My mother has gobs of books. Shelves and shelves, enough to fill a full room, plus.

Some she purchased out of want, some she had to have, some she just acquired, left here or there by someone else and picked up by her; taken in rather than thrown out.

There are the pieces of classic literature that no home collection is complete without-- Homer, Beowulf, as well as Dickens, and Twain. Pieces from her youth-- Kerouac, Burroughs. Loads of books from my own childhood-- Silverstein, Suess, and Blume.

Volumes and volumes of scholarly journals, books written by colleagues and idols. Books about ancient mysteries, solved; How to manuals and theories galore. Biographies, and true stories, scientific details crammed on large pages with tiny print.

The shelf by the window holds her favorites, the poems that I did not know she read until much later in our lives. The heartbroken, the beat, the naturalist. The latter being her favorite; she identifies.

She owns books that I did not know existed. Collections and assorted ramblings, first-print editions, only-print editions. Some books would look better behind glass, in libraries or museums. Fragile books receive plastic covers or special places on designated shelves.

She has never thrown a book away, nor lost one.

There are only two books missing: hers, and her daughter's. Both unwritten.

When she reminds me that I really should finish mine, I become a constant reminder that hers is not finished either. Two writers challenging each other to be first, neither really wanting the blue ribbon.
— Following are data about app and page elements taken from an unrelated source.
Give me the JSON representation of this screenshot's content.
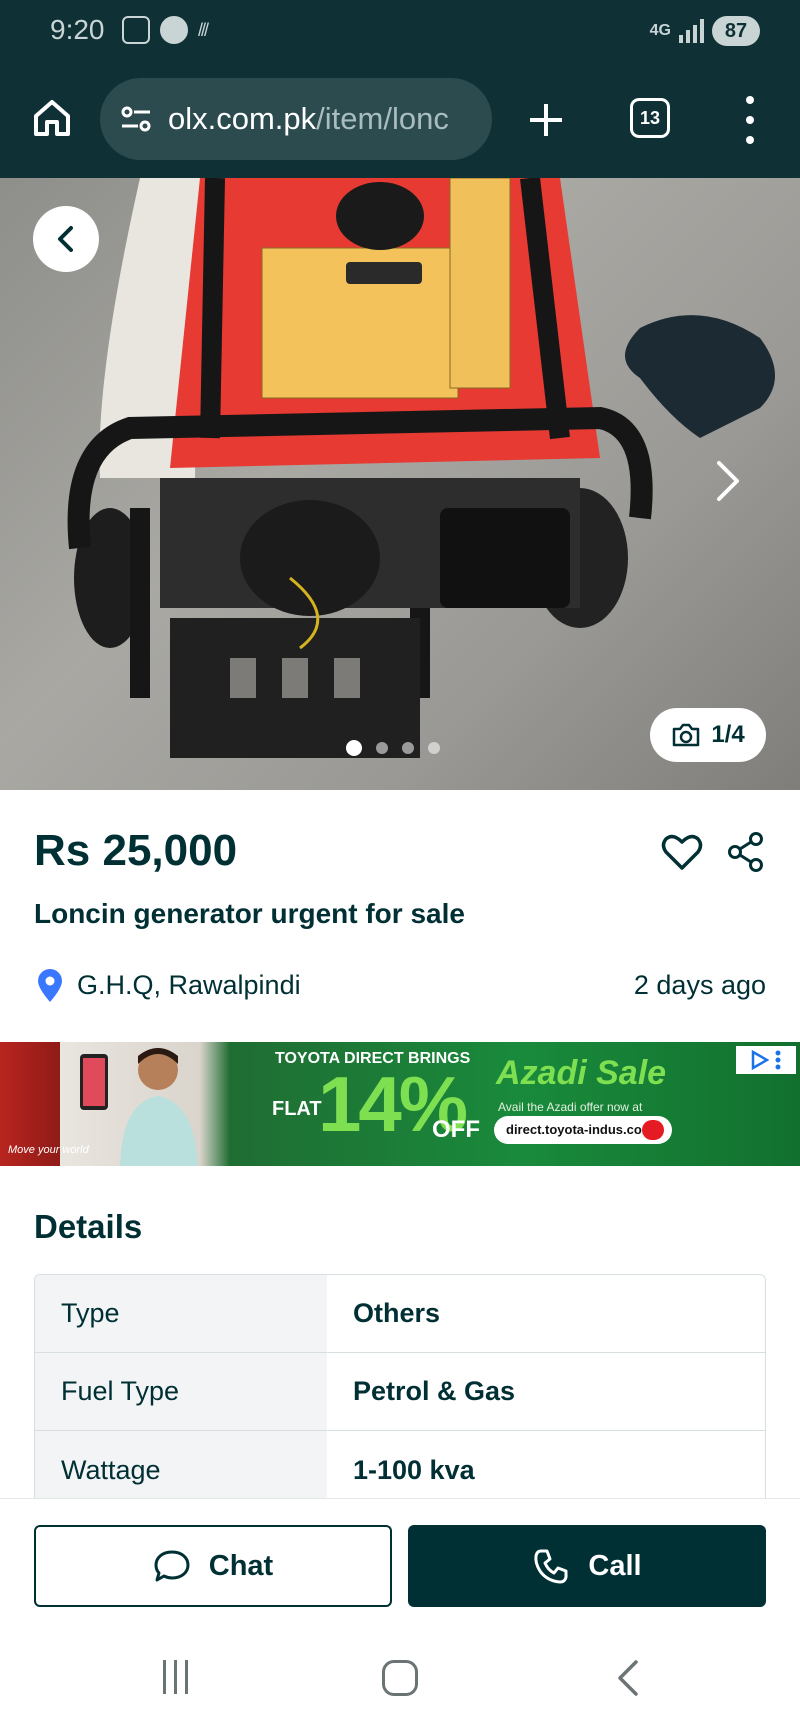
{
  "status_bar": {
    "time": "9:20",
    "network": "4G",
    "battery": "87"
  },
  "browser": {
    "url_domain": "olx.com.pk",
    "url_path": "/item/lonc",
    "tab_count": "13"
  },
  "gallery": {
    "counter": "1/4",
    "dot_count": 4,
    "active_index": 0
  },
  "listing": {
    "price": "Rs 25,000",
    "title": "Loncin generator urgent for sale",
    "location": "G.H.Q, Rawalpindi",
    "posted": "2 days ago"
  },
  "ad": {
    "headline": "TOYOTA DIRECT BRINGS",
    "flat": "FLAT",
    "percent": "14%",
    "off": "OFF",
    "sale_title": "Azadi Sale",
    "sub": "Avail the Azadi offer now at",
    "url": "direct.toyota-indus.com",
    "tagline": "Move your world"
  },
  "details": {
    "heading": "Details",
    "rows": [
      {
        "key": "Type",
        "value": "Others"
      },
      {
        "key": "Fuel Type",
        "value": "Petrol & Gas"
      },
      {
        "key": "Wattage",
        "value": "1-100 kva"
      }
    ]
  },
  "actions": {
    "chat_label": "Chat",
    "call_label": "Call"
  },
  "colors": {
    "brand_dark": "#002f34",
    "chrome_bg": "#0f3135",
    "location_pin": "#3a77ff",
    "ad_green": "#198a3b"
  }
}
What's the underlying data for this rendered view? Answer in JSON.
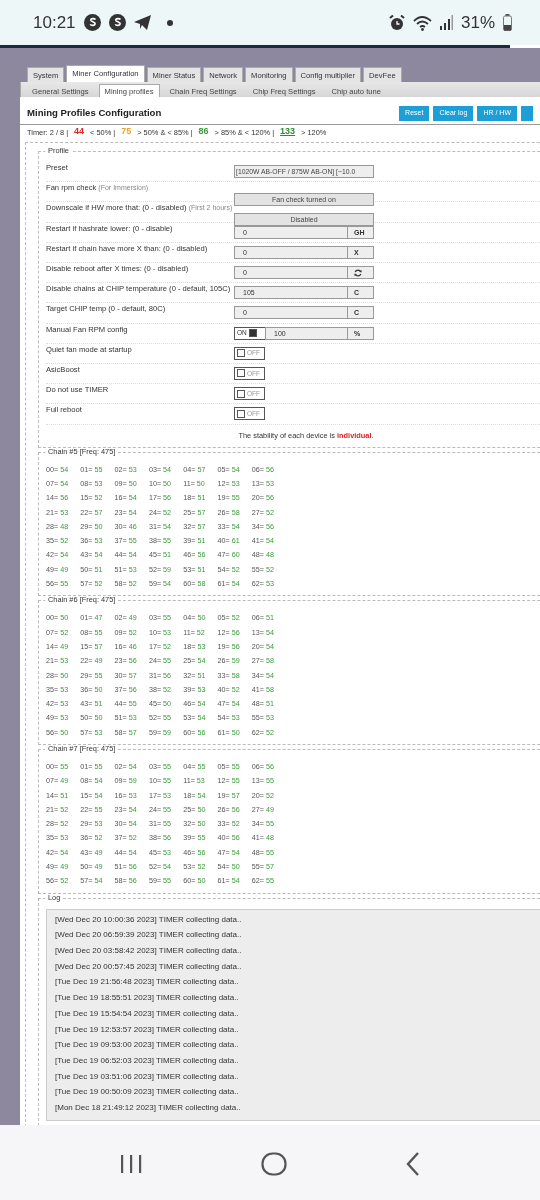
{
  "status_bar": {
    "time": "10:21",
    "battery": "31%"
  },
  "tabs": [
    {
      "label": "System",
      "selected": false
    },
    {
      "label": "Miner Configuration",
      "selected": true
    },
    {
      "label": "Miner Status",
      "selected": false
    },
    {
      "label": "Network",
      "selected": false
    },
    {
      "label": "Monitoring",
      "selected": false
    },
    {
      "label": "Config multiplier",
      "selected": false
    },
    {
      "label": "DevFee",
      "selected": false
    }
  ],
  "subtabs": [
    {
      "label": "General Settings",
      "selected": false
    },
    {
      "label": "Mining profiles",
      "selected": true
    },
    {
      "label": "Chain Freq Settings",
      "selected": false
    },
    {
      "label": "Chip Freq Settings",
      "selected": false
    },
    {
      "label": "Chip auto tune",
      "selected": false
    }
  ],
  "header": {
    "title": "Mining Profiles Configuration",
    "buttons": [
      "Reset",
      "Clear log",
      "HR / HW"
    ]
  },
  "timer": {
    "label": "Timer: 2 / 8 |",
    "legend": [
      {
        "value": "44",
        "color": "#e02424",
        "text": "< 50% |",
        "underlined": false
      },
      {
        "value": "75",
        "color": "#f0a030",
        "text": "> 50% & < 85% |",
        "underlined": false
      },
      {
        "value": "86",
        "color": "#3b9a3b",
        "text": "> 85% & < 120% |",
        "underlined": false
      },
      {
        "value": "133",
        "color": "#2e8b2e",
        "text": "> 120%",
        "underlined": true
      }
    ]
  },
  "profile": {
    "legend": "Profile",
    "rows": [
      {
        "kind": "select",
        "label": "Preset",
        "value": "[1020W AB-OFF / 875W AB-ON] [~10.0"
      },
      {
        "kind": "button",
        "label": "Fan rpm check",
        "hint": "(For Immersion)",
        "value": "Fan check turned on"
      },
      {
        "kind": "button",
        "label": "Downscale if HW more that: (0 - disabled)",
        "hint": "(First 2 hours)",
        "value": "Disabled"
      },
      {
        "kind": "input",
        "label": "Restart if hashrate lower: (0 - disable)",
        "value": "0",
        "addon": "GH"
      },
      {
        "kind": "input",
        "label": "Restart if chain have more X than: (0 - disabled)",
        "value": "0",
        "addon": "X"
      },
      {
        "kind": "input_icon",
        "label": "Disable reboot after X times: (0 - disabled)",
        "value": "0"
      },
      {
        "kind": "input",
        "label": "Disable chains at CHIP temperature (0 - default, 105C)",
        "value": "105",
        "addon": "C"
      },
      {
        "kind": "input",
        "label": "Target CHIP temp (0 - default, 80C)",
        "value": "0",
        "addon": "C"
      },
      {
        "kind": "toggle_input",
        "label": "Manual Fan RPM config",
        "on": true,
        "toggle_text": "ON",
        "value": "100",
        "addon": "%"
      },
      {
        "kind": "toggle",
        "label": "Quiet fan mode at startup",
        "on": false,
        "toggle_text": "OFF"
      },
      {
        "kind": "toggle",
        "label": "AsicBoost",
        "on": false,
        "toggle_text": "OFF"
      },
      {
        "kind": "toggle",
        "label": "Do not use TIMER",
        "on": false,
        "toggle_text": "OFF"
      },
      {
        "kind": "toggle",
        "label": "Full reboot",
        "on": false,
        "toggle_text": "OFF"
      }
    ],
    "note": "The stability of each device is **individual**."
  },
  "chains": [
    {
      "legend": "Chain #5 [Freq: 475]",
      "chips": [
        [
          "00=",
          "54"
        ],
        [
          "01=",
          "55"
        ],
        [
          "02=",
          "53"
        ],
        [
          "03=",
          "54"
        ],
        [
          "04=",
          "57"
        ],
        [
          "05=",
          "54"
        ],
        [
          "06=",
          "56"
        ],
        [
          "07=",
          "54"
        ],
        [
          "08=",
          "53"
        ],
        [
          "09=",
          "50"
        ],
        [
          "10=",
          "50"
        ],
        [
          "11=",
          "50"
        ],
        [
          "12=",
          "53"
        ],
        [
          "13=",
          "53"
        ],
        [
          "14=",
          "56"
        ],
        [
          "15=",
          "52"
        ],
        [
          "16=",
          "54"
        ],
        [
          "17=",
          "56"
        ],
        [
          "18=",
          "51"
        ],
        [
          "19=",
          "55"
        ],
        [
          "20=",
          "56"
        ],
        [
          "21=",
          "53"
        ],
        [
          "22=",
          "57"
        ],
        [
          "23=",
          "54"
        ],
        [
          "24=",
          "52"
        ],
        [
          "25=",
          "57"
        ],
        [
          "26=",
          "58"
        ],
        [
          "27=",
          "52"
        ],
        [
          "28=",
          "48"
        ],
        [
          "29=",
          "50"
        ],
        [
          "30=",
          "46"
        ],
        [
          "31=",
          "54"
        ],
        [
          "32=",
          "57"
        ],
        [
          "33=",
          "54"
        ],
        [
          "34=",
          "56"
        ],
        [
          "35=",
          "52"
        ],
        [
          "36=",
          "53"
        ],
        [
          "37=",
          "55"
        ],
        [
          "38=",
          "55"
        ],
        [
          "39=",
          "51"
        ],
        [
          "40=",
          "61"
        ],
        [
          "41=",
          "54"
        ],
        [
          "42=",
          "54"
        ],
        [
          "43=",
          "54"
        ],
        [
          "44=",
          "54"
        ],
        [
          "45=",
          "51"
        ],
        [
          "46=",
          "56"
        ],
        [
          "47=",
          "60"
        ],
        [
          "48=",
          "48"
        ],
        [
          "49=",
          "49"
        ],
        [
          "50=",
          "51"
        ],
        [
          "51=",
          "53"
        ],
        [
          "52=",
          "59"
        ],
        [
          "53=",
          "51"
        ],
        [
          "54=",
          "52"
        ],
        [
          "55=",
          "52"
        ],
        [
          "56=",
          "55"
        ],
        [
          "57=",
          "52"
        ],
        [
          "58=",
          "52"
        ],
        [
          "59=",
          "54"
        ],
        [
          "60=",
          "58"
        ],
        [
          "61=",
          "54"
        ],
        [
          "62=",
          "53"
        ]
      ]
    },
    {
      "legend": "Chain #6 [Freq: 475]",
      "chips": [
        [
          "00=",
          "50"
        ],
        [
          "01=",
          "47"
        ],
        [
          "02=",
          "49"
        ],
        [
          "03=",
          "55"
        ],
        [
          "04=",
          "50"
        ],
        [
          "05=",
          "52"
        ],
        [
          "06=",
          "51"
        ],
        [
          "07=",
          "52"
        ],
        [
          "08=",
          "55"
        ],
        [
          "09=",
          "52"
        ],
        [
          "10=",
          "53"
        ],
        [
          "11=",
          "52"
        ],
        [
          "12=",
          "56"
        ],
        [
          "13=",
          "54"
        ],
        [
          "14=",
          "49"
        ],
        [
          "15=",
          "57"
        ],
        [
          "16=",
          "46"
        ],
        [
          "17=",
          "52"
        ],
        [
          "18=",
          "53"
        ],
        [
          "19=",
          "56"
        ],
        [
          "20=",
          "54"
        ],
        [
          "21=",
          "53"
        ],
        [
          "22=",
          "49"
        ],
        [
          "23=",
          "56"
        ],
        [
          "24=",
          "55"
        ],
        [
          "25=",
          "54"
        ],
        [
          "26=",
          "59"
        ],
        [
          "27=",
          "58"
        ],
        [
          "28=",
          "50"
        ],
        [
          "29=",
          "55"
        ],
        [
          "30=",
          "57"
        ],
        [
          "31=",
          "56"
        ],
        [
          "32=",
          "51"
        ],
        [
          "33=",
          "58"
        ],
        [
          "34=",
          "54"
        ],
        [
          "35=",
          "53"
        ],
        [
          "36=",
          "50"
        ],
        [
          "37=",
          "56"
        ],
        [
          "38=",
          "52"
        ],
        [
          "39=",
          "53"
        ],
        [
          "40=",
          "52"
        ],
        [
          "41=",
          "58"
        ],
        [
          "42=",
          "53"
        ],
        [
          "43=",
          "51"
        ],
        [
          "44=",
          "55"
        ],
        [
          "45=",
          "50"
        ],
        [
          "46=",
          "54"
        ],
        [
          "47=",
          "54"
        ],
        [
          "48=",
          "51"
        ],
        [
          "49=",
          "53"
        ],
        [
          "50=",
          "50"
        ],
        [
          "51=",
          "53"
        ],
        [
          "52=",
          "55"
        ],
        [
          "53=",
          "54"
        ],
        [
          "54=",
          "53"
        ],
        [
          "55=",
          "53"
        ],
        [
          "56=",
          "50"
        ],
        [
          "57=",
          "53"
        ],
        [
          "58=",
          "57"
        ],
        [
          "59=",
          "59"
        ],
        [
          "60=",
          "56"
        ],
        [
          "61=",
          "50"
        ],
        [
          "62=",
          "52"
        ]
      ]
    },
    {
      "legend": "Chain #7 [Freq: 475]",
      "chips": [
        [
          "00=",
          "55"
        ],
        [
          "01=",
          "55"
        ],
        [
          "02=",
          "54"
        ],
        [
          "03=",
          "55"
        ],
        [
          "04=",
          "55"
        ],
        [
          "05=",
          "55"
        ],
        [
          "06=",
          "56"
        ],
        [
          "07=",
          "49"
        ],
        [
          "08=",
          "54"
        ],
        [
          "09=",
          "59"
        ],
        [
          "10=",
          "55"
        ],
        [
          "11=",
          "53"
        ],
        [
          "12=",
          "55"
        ],
        [
          "13=",
          "55"
        ],
        [
          "14=",
          "51"
        ],
        [
          "15=",
          "54"
        ],
        [
          "16=",
          "53"
        ],
        [
          "17=",
          "53"
        ],
        [
          "18=",
          "54"
        ],
        [
          "19=",
          "57"
        ],
        [
          "20=",
          "52"
        ],
        [
          "21=",
          "52"
        ],
        [
          "22=",
          "55"
        ],
        [
          "23=",
          "54"
        ],
        [
          "24=",
          "55"
        ],
        [
          "25=",
          "50"
        ],
        [
          "26=",
          "56"
        ],
        [
          "27=",
          "49"
        ],
        [
          "28=",
          "52"
        ],
        [
          "29=",
          "53"
        ],
        [
          "30=",
          "54"
        ],
        [
          "31=",
          "55"
        ],
        [
          "32=",
          "50"
        ],
        [
          "33=",
          "52"
        ],
        [
          "34=",
          "55"
        ],
        [
          "35=",
          "53"
        ],
        [
          "36=",
          "52"
        ],
        [
          "37=",
          "52"
        ],
        [
          "38=",
          "56"
        ],
        [
          "39=",
          "55"
        ],
        [
          "40=",
          "56"
        ],
        [
          "41=",
          "48"
        ],
        [
          "42=",
          "54"
        ],
        [
          "43=",
          "49"
        ],
        [
          "44=",
          "54"
        ],
        [
          "45=",
          "53"
        ],
        [
          "46=",
          "56"
        ],
        [
          "47=",
          "54"
        ],
        [
          "48=",
          "55"
        ],
        [
          "49=",
          "49"
        ],
        [
          "50=",
          "49"
        ],
        [
          "51=",
          "56"
        ],
        [
          "52=",
          "54"
        ],
        [
          "53=",
          "52"
        ],
        [
          "54=",
          "50"
        ],
        [
          "55=",
          "57"
        ],
        [
          "56=",
          "52"
        ],
        [
          "57=",
          "54"
        ],
        [
          "58=",
          "56"
        ],
        [
          "59=",
          "55"
        ],
        [
          "60=",
          "50"
        ],
        [
          "61=",
          "54"
        ],
        [
          "62=",
          "55"
        ]
      ]
    }
  ],
  "log": {
    "legend": "Log",
    "lines": [
      "[Wed Dec 20 10:00:36 2023] TIMER collecting data..",
      "[Wed Dec 20 06:59:39 2023] TIMER collecting data..",
      "[Wed Dec 20 03:58:42 2023] TIMER collecting data..",
      "[Wed Dec 20 00:57:45 2023] TIMER collecting data..",
      "[Tue Dec 19 21:56:48 2023] TIMER collecting data..",
      "[Tue Dec 19 18:55:51 2023] TIMER collecting data..",
      "[Tue Dec 19 15:54:54 2023] TIMER collecting data..",
      "[Tue Dec 19 12:53:57 2023] TIMER collecting data..",
      "[Tue Dec 19 09:53:00 2023] TIMER collecting data..",
      "[Tue Dec 19 06:52:03 2023] TIMER collecting data..",
      "[Tue Dec 19 03:51:06 2023] TIMER collecting data..",
      "[Tue Dec 19 00:50:09 2023] TIMER collecting data..",
      "[Mon Dec 18 21:49:12 2023] TIMER collecting data.."
    ]
  }
}
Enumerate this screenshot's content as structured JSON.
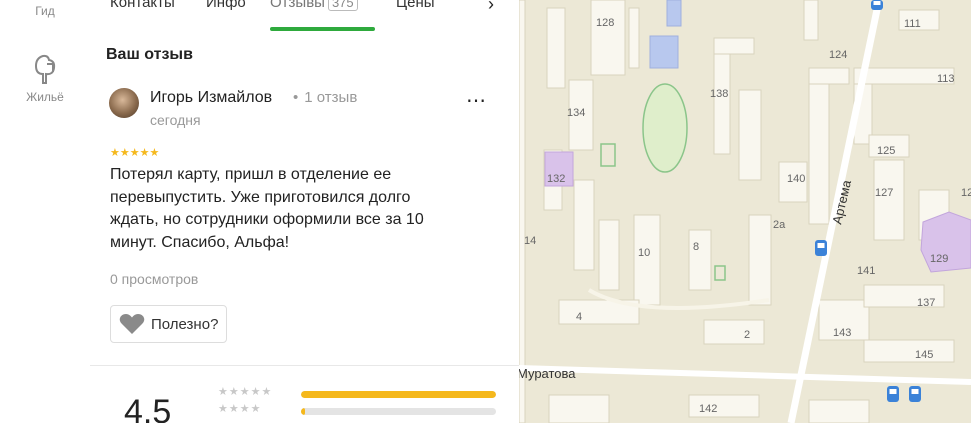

Your book would be a hit, she says. Everyone identifies with love and thunderstorms. Nobody reads poetry about science.

Which is why you should write it.